(Stored data)
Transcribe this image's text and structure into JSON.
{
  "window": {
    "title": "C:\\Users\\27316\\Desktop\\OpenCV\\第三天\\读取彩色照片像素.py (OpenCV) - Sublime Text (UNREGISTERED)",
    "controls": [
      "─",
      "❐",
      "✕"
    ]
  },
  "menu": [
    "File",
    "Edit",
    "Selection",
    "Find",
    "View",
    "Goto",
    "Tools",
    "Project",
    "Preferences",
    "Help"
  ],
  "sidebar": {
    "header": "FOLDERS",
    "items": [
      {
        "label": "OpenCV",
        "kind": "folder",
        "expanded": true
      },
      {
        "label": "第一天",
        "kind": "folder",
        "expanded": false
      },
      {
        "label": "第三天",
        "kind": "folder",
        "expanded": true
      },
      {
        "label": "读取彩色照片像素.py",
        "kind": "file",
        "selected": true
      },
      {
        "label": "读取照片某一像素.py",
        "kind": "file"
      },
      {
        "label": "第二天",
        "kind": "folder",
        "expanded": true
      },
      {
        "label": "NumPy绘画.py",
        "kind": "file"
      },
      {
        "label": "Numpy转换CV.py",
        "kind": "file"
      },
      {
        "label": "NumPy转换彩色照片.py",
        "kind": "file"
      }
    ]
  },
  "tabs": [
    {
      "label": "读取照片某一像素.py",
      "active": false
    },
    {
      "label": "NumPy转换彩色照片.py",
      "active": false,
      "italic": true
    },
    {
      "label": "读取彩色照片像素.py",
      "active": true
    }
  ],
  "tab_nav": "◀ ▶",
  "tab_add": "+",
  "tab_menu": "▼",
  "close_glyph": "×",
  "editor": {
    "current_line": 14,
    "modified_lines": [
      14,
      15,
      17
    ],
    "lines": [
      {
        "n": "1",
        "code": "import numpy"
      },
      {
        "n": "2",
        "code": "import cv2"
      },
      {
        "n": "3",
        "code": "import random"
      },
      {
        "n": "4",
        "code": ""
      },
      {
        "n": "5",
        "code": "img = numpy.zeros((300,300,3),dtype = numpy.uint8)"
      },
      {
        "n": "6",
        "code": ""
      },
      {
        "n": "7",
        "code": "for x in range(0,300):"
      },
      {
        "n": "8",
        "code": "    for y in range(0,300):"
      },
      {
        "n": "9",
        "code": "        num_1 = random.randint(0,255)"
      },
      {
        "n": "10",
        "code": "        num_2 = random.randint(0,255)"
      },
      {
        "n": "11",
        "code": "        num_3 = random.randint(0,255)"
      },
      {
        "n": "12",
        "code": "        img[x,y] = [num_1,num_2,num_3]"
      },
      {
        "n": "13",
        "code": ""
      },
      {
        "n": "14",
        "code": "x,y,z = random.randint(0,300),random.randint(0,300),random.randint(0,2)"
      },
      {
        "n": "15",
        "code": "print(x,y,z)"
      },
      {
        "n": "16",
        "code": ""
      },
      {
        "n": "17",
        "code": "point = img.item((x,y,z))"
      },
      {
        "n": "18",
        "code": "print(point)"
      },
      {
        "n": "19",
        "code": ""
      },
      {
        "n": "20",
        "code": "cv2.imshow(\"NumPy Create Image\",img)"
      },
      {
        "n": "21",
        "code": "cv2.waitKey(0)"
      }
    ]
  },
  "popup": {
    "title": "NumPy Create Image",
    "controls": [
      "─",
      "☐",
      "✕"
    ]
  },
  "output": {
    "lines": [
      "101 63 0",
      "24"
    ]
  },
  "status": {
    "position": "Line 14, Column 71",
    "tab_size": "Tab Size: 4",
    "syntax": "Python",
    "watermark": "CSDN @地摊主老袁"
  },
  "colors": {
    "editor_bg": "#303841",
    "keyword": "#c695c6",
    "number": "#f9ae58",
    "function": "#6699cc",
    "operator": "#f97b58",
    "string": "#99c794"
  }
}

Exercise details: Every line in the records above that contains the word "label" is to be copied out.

Finished exercise:
        "label": "OpenCV",
        "label": "第一天",
        "label": "第三天",
        "label": "读取彩色照片像素.py",
        "label": "读取照片某一像素.py",
        "label": "第二天",
        "label": "NumPy绘画.py",
        "label": "Numpy转换CV.py",
        "label": "NumPy转换彩色照片.py",
      "label": "读取照片某一像素.py",
      "label": "NumPy转换彩色照片.py",
      "label": "读取彩色照片像素.py",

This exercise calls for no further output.